# Task statement:
Every line below containing the word "this" should be found and copied.
= Beginning of Section =
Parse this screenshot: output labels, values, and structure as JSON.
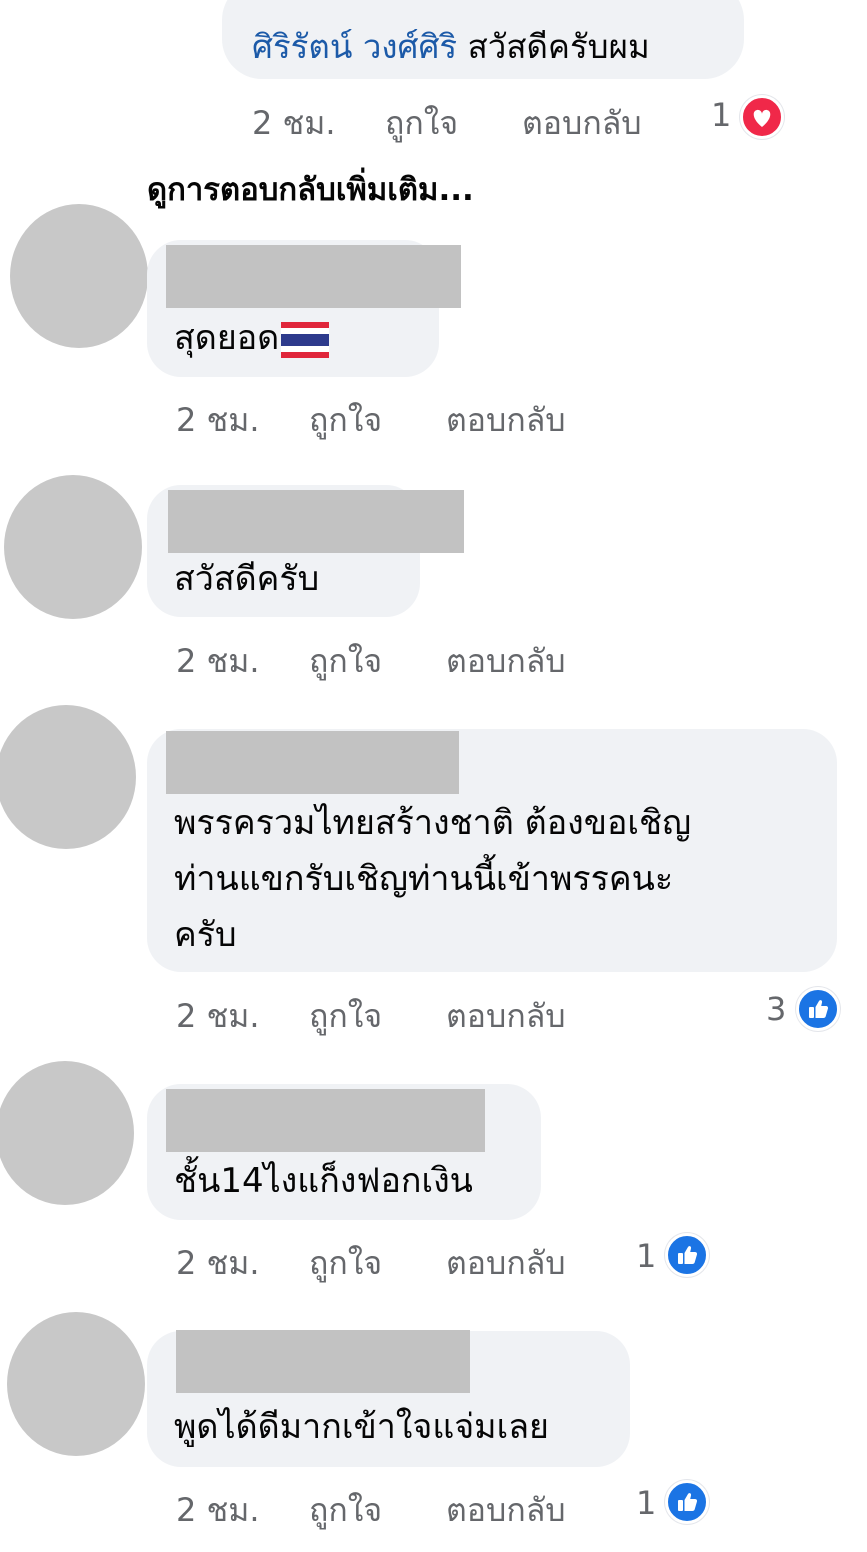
{
  "top_reply": {
    "author": "ศิริรัตน์ วงศ์ศิริ",
    "text": "สวัสดีครับผม",
    "time": "2 ชม.",
    "like_label": "ถูกใจ",
    "reply_label": "ตอบกลับ",
    "reaction_count": "1",
    "reaction_icon": "heart-reaction-icon",
    "reaction_color": "#f02849"
  },
  "more_replies_label": "ดูการตอบกลับเพิ่มเติม...",
  "comments": [
    {
      "text": "สุดยอด",
      "has_flag_emoji": true,
      "flag_emoji": "thailand-flag-emoji",
      "time": "2 ชม.",
      "like_label": "ถูกใจ",
      "reply_label": "ตอบกลับ",
      "reaction_count": ""
    },
    {
      "text": "สวัสดีครับ",
      "time": "2 ชม.",
      "like_label": "ถูกใจ",
      "reply_label": "ตอบกลับ",
      "reaction_count": ""
    },
    {
      "text_lines": [
        "พรรครวมไทยสร้างชาติ ต้องขอเชิญ",
        "ท่านแขกรับเชิญท่านนี้เข้าพรรคนะ",
        "ครับ"
      ],
      "time": "2 ชม.",
      "like_label": "ถูกใจ",
      "reply_label": "ตอบกลับ",
      "reaction_count": "3",
      "reaction_icon": "like-reaction-icon"
    },
    {
      "text": "ชั้น14ไงแก็งฟอกเงิน",
      "time": "2 ชม.",
      "like_label": "ถูกใจ",
      "reply_label": "ตอบกลับ",
      "reaction_count": "1",
      "reaction_icon": "like-reaction-icon"
    },
    {
      "text": "พูดได้ดีมากเข้าใจแจ่มเลย",
      "time": "2 ชม.",
      "like_label": "ถูกใจ",
      "reply_label": "ตอบกลับ",
      "reaction_count": "1",
      "reaction_icon": "like-reaction-icon"
    }
  ],
  "colors": {
    "bubble": "#f0f2f5",
    "meta_text": "#65676b",
    "mention": "#1c5aa8",
    "like_blue": "#1b74e4",
    "avatar_placeholder": "#c8c8c8",
    "redaction": "#c2c2c2"
  }
}
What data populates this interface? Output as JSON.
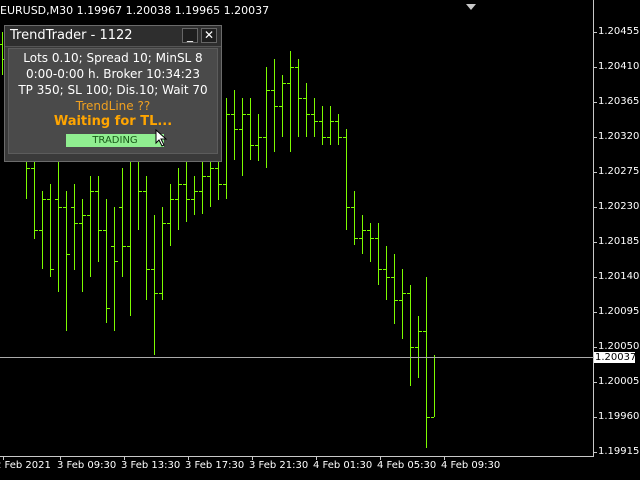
{
  "header": {
    "symbol_info": "EURUSD,M30  1.19967 1.20038 1.19965 1.20037"
  },
  "price_axis": [
    {
      "label": "1.20455",
      "price": 1.20455
    },
    {
      "label": "1.20410",
      "price": 1.2041
    },
    {
      "label": "1.20365",
      "price": 1.20365
    },
    {
      "label": "1.20320",
      "price": 1.2032
    },
    {
      "label": "1.20275",
      "price": 1.20275
    },
    {
      "label": "1.20230",
      "price": 1.2023
    },
    {
      "label": "1.20185",
      "price": 1.20185
    },
    {
      "label": "1.20140",
      "price": 1.2014
    },
    {
      "label": "1.20095",
      "price": 1.20095
    },
    {
      "label": "1.20050",
      "price": 1.2005
    },
    {
      "label": "1.20005",
      "price": 1.20005
    },
    {
      "label": "1.19960",
      "price": 1.1996
    },
    {
      "label": "1.19915",
      "price": 1.19915
    }
  ],
  "time_axis": [
    "2 Feb 2021",
    "3 Feb 09:30",
    "3 Feb 13:30",
    "3 Feb 17:30",
    "3 Feb 21:30",
    "4 Feb 01:30",
    "4 Feb 05:30",
    "4 Feb 09:30"
  ],
  "bid": {
    "label": "1.20037",
    "price": 1.20037
  },
  "colors": {
    "bars": "#7cfc00",
    "axis": "#c8c8c8",
    "panel_bg": "#3a3a3a",
    "accent_orange": "#ffa500",
    "button_green": "#90ee90"
  },
  "chart_data": {
    "type": "ohlc",
    "series": [
      {
        "values": [
          [
            1.2044,
            1.20455,
            1.204,
            1.2042
          ],
          [
            1.2043,
            1.2044,
            1.2033,
            1.2035
          ],
          [
            1.2035,
            1.2037,
            1.2029,
            1.203
          ],
          [
            1.203,
            1.2032,
            1.2024,
            1.2028
          ],
          [
            1.2028,
            1.203,
            1.2019,
            1.202
          ],
          [
            1.202,
            1.2025,
            1.2015,
            1.2024
          ],
          [
            1.2024,
            1.2026,
            1.2014,
            1.2015
          ],
          [
            1.2024,
            1.2033,
            1.2012,
            1.2023
          ],
          [
            1.2023,
            1.2025,
            1.2007,
            1.2017
          ],
          [
            1.2023,
            1.2026,
            1.2015,
            1.2021
          ],
          [
            1.2021,
            1.2024,
            1.2012,
            1.2022
          ],
          [
            1.2022,
            1.2027,
            1.2014,
            1.2025
          ],
          [
            1.2025,
            1.2027,
            1.2016,
            1.202
          ],
          [
            1.202,
            1.2024,
            1.2008,
            1.201
          ],
          [
            1.2018,
            1.2023,
            1.2007,
            1.2016
          ],
          [
            1.2023,
            1.2028,
            1.2014,
            1.2018
          ],
          [
            1.2018,
            1.2032,
            1.2009,
            1.2029
          ],
          [
            1.2029,
            1.2033,
            1.202,
            1.2025
          ],
          [
            1.2025,
            1.2027,
            1.2011,
            1.2015
          ],
          [
            1.2015,
            1.2022,
            1.2004,
            1.2012
          ],
          [
            1.2012,
            1.2023,
            1.2011,
            1.2021
          ],
          [
            1.2021,
            1.2026,
            1.2018,
            1.2024
          ],
          [
            1.2024,
            1.2028,
            1.202,
            1.2026
          ],
          [
            1.2026,
            1.2029,
            1.2021,
            1.2024
          ],
          [
            1.2024,
            1.2027,
            1.2022,
            1.2025
          ],
          [
            1.2025,
            1.2029,
            1.2022,
            1.2027
          ],
          [
            1.2027,
            1.203,
            1.2023,
            1.2028
          ],
          [
            1.2028,
            1.203,
            1.2024,
            1.2026
          ],
          [
            1.2026,
            1.2037,
            1.2024,
            1.2035
          ],
          [
            1.2035,
            1.2038,
            1.2029,
            1.2033
          ],
          [
            1.2033,
            1.2037,
            1.2027,
            1.2035
          ],
          [
            1.2035,
            1.2037,
            1.2029,
            1.2031
          ],
          [
            1.2031,
            1.2035,
            1.2029,
            1.2032
          ],
          [
            1.2032,
            1.2041,
            1.2028,
            1.2038
          ],
          [
            1.2038,
            1.2042,
            1.203,
            1.2036
          ],
          [
            1.2036,
            1.204,
            1.2032,
            1.2039
          ],
          [
            1.2039,
            1.2043,
            1.203,
            1.2041
          ],
          [
            1.2041,
            1.2042,
            1.2032,
            1.2037
          ],
          [
            1.2037,
            1.2039,
            1.2032,
            1.2035
          ],
          [
            1.2035,
            1.2037,
            1.2032,
            1.2034
          ],
          [
            1.2034,
            1.2036,
            1.2031,
            1.2032
          ],
          [
            1.2032,
            1.2036,
            1.2031,
            1.2034
          ],
          [
            1.2034,
            1.2035,
            1.2031,
            1.2032
          ],
          [
            1.2032,
            1.2033,
            1.202,
            1.2023
          ],
          [
            1.2023,
            1.2025,
            1.2018,
            1.2019
          ],
          [
            1.2019,
            1.2022,
            1.2017,
            1.202
          ],
          [
            1.202,
            1.2021,
            1.2016,
            1.2019
          ],
          [
            1.2019,
            1.2021,
            1.2013,
            1.2015
          ],
          [
            1.2015,
            1.2018,
            1.2011,
            1.2014
          ],
          [
            1.2014,
            1.2017,
            1.2008,
            1.2011
          ],
          [
            1.2011,
            1.2015,
            1.2006,
            1.2012
          ],
          [
            1.2012,
            1.2013,
            1.2,
            1.2005
          ],
          [
            1.2005,
            1.2009,
            1.2001,
            1.2007
          ],
          [
            1.2007,
            1.2014,
            1.1992,
            1.1996
          ],
          [
            1.1996,
            1.2004,
            1.1996,
            1.20037
          ]
        ]
      }
    ],
    "ylim": [
      1.19915,
      1.20455
    ],
    "grid": false
  },
  "panel": {
    "title": "TrendTrader - 1122",
    "minimize_label": "_",
    "close_label": "✕",
    "line1": "Lots 0.10; Spread 10; MinSL 8",
    "line2": "0:00-0:00 h. Broker 10:34:23",
    "line3": "TP 350; SL 100; Dis.10; Wait 70",
    "trendline": "TrendLine ??",
    "waiting": "Waiting for TL...",
    "trading_button": "TRADING"
  }
}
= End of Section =
# Task response:
Parse this screenshot: output labels, values, and structure as JSON.
What data populates this interface? Output as JSON.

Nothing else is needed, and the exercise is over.